While global benchmark contracts on the Intercontinental Exchange have shown more stable pricing, the spread there is narrowing, too, falling below $1,000 a metric ton in December for the first time in a year.

Flat White
The spread between benchmark front-month coffee futures on the Intercontinental Exchange is narrowing
Source: Bloomberg

You'll probably need a good palate to pick up this change in your bottle of cold brew, let alone a smoked butterscotch latte.

For one thing, espresso blends are normally 80 percent to 100 percent arabica -- Starbucks says it buys nothing else -- and the small amount of robusta that gets used is often there for good reason, such as to improve the crema on top of a short shot or to fuel a welcome caffeine kick.

The majority of robusta beans are used in instant coffee, which probably isn't connoisseurs' first choice. While lower prices may lead to more arabica beans making their way into the instant-coffee supply chain, the shift in markets isn't likely to make a big change to the high-end stuff.

Age Before Beauty
Some of the best younger coffee beans are scarcer in exchange warehouses than last year
Source: Intercontinental Exchange

There's another factor, too. Just 12 months ago, more than a third of the arabica in the Intercontinental Exchange's warehouses was less than a year old. That share is now down to less than a fifth, and close to two-thirds is between one and three years old.

Such old beans are priced at a discount relative to newer crops to account for their gradual loss of flavor. As the beans get older, they start finding their way into vending machines and bulk tins of instant rather than artisan cafes' roasting machines.

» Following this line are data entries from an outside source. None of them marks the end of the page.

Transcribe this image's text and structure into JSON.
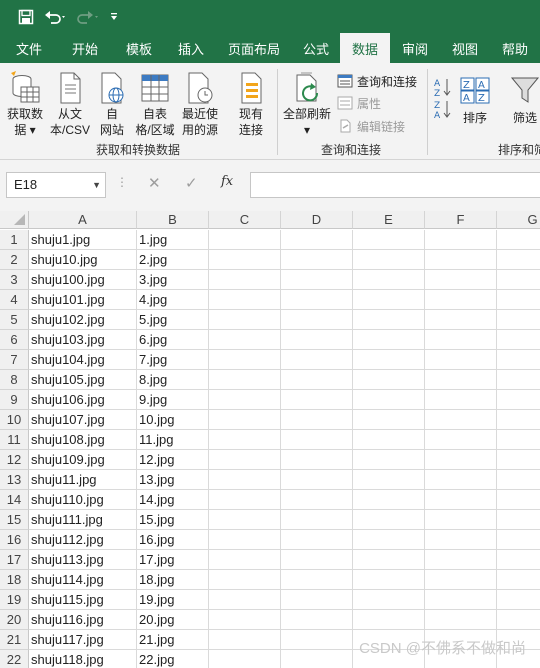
{
  "quick_access": {
    "save_icon": "save-icon",
    "undo_icon": "undo-icon",
    "redo_icon": "redo-icon",
    "customize_icon": "customize-arrow-icon"
  },
  "tabs": [
    {
      "label": "文件"
    },
    {
      "label": "开始"
    },
    {
      "label": "模板"
    },
    {
      "label": "插入"
    },
    {
      "label": "页面布局"
    },
    {
      "label": "公式"
    },
    {
      "label": "数据",
      "active": true
    },
    {
      "label": "审阅"
    },
    {
      "label": "视图"
    },
    {
      "label": "帮助"
    }
  ],
  "ribbon": {
    "get_data": "获取数\n据 ▾",
    "from_text": "从文\n本/CSV",
    "from_web": "自\n网站",
    "from_table": "自表\n格/区域",
    "recent_sources": "最近使\n用的源",
    "existing_connections": "现有\n连接",
    "group_get_transform": "获取和转换数据",
    "refresh_all": "全部刷新\n▾",
    "queries_connections": "查询和连接",
    "properties": "属性",
    "edit_links": "编辑链接",
    "group_queries": "查询和连接",
    "sort": "排序",
    "filter": "筛选",
    "group_sort_filter": "排序和筛"
  },
  "formula_bar": {
    "name_box": "E18",
    "fx_label": "fx",
    "formula": ""
  },
  "sheet": {
    "columns": [
      "A",
      "B",
      "C",
      "D",
      "E",
      "F",
      "G"
    ],
    "rows": [
      {
        "n": "1",
        "a": "shuju1.jpg",
        "b": "1.jpg"
      },
      {
        "n": "2",
        "a": "shuju10.jpg",
        "b": "2.jpg"
      },
      {
        "n": "3",
        "a": "shuju100.jpg",
        "b": "3.jpg"
      },
      {
        "n": "4",
        "a": "shuju101.jpg",
        "b": "4.jpg"
      },
      {
        "n": "5",
        "a": "shuju102.jpg",
        "b": "5.jpg"
      },
      {
        "n": "6",
        "a": "shuju103.jpg",
        "b": "6.jpg"
      },
      {
        "n": "7",
        "a": "shuju104.jpg",
        "b": "7.jpg"
      },
      {
        "n": "8",
        "a": "shuju105.jpg",
        "b": "8.jpg"
      },
      {
        "n": "9",
        "a": "shuju106.jpg",
        "b": "9.jpg"
      },
      {
        "n": "10",
        "a": "shuju107.jpg",
        "b": "10.jpg"
      },
      {
        "n": "11",
        "a": "shuju108.jpg",
        "b": "11.jpg"
      },
      {
        "n": "12",
        "a": "shuju109.jpg",
        "b": "12.jpg"
      },
      {
        "n": "13",
        "a": "shuju11.jpg",
        "b": "13.jpg"
      },
      {
        "n": "14",
        "a": "shuju110.jpg",
        "b": "14.jpg"
      },
      {
        "n": "15",
        "a": "shuju111.jpg",
        "b": "15.jpg"
      },
      {
        "n": "16",
        "a": "shuju112.jpg",
        "b": "16.jpg"
      },
      {
        "n": "17",
        "a": "shuju113.jpg",
        "b": "17.jpg"
      },
      {
        "n": "18",
        "a": "shuju114.jpg",
        "b": "18.jpg"
      },
      {
        "n": "19",
        "a": "shuju115.jpg",
        "b": "19.jpg"
      },
      {
        "n": "20",
        "a": "shuju116.jpg",
        "b": "20.jpg"
      },
      {
        "n": "21",
        "a": "shuju117.jpg",
        "b": "21.jpg"
      },
      {
        "n": "22",
        "a": "shuju118.jpg",
        "b": "22.jpg"
      }
    ]
  },
  "watermark": "CSDN @不佛系不做和尚",
  "colors": {
    "brand": "#217346",
    "ribbon_bg": "#f3f3f3",
    "header_bg": "#f0f0f0"
  }
}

Arabica may have started out as the king of the coffee world. Age, that great leveler, is bringing it down to earth.

This column does not necessarily reflect the opinion of Bloomberg LP and its owners.

To contact the author of this story:
David Fickling in Sydney at dfickling@bloomberg.net

To contact the editor responsible for this story:
Katrina Nicholas at knicholas2@bloomberg.net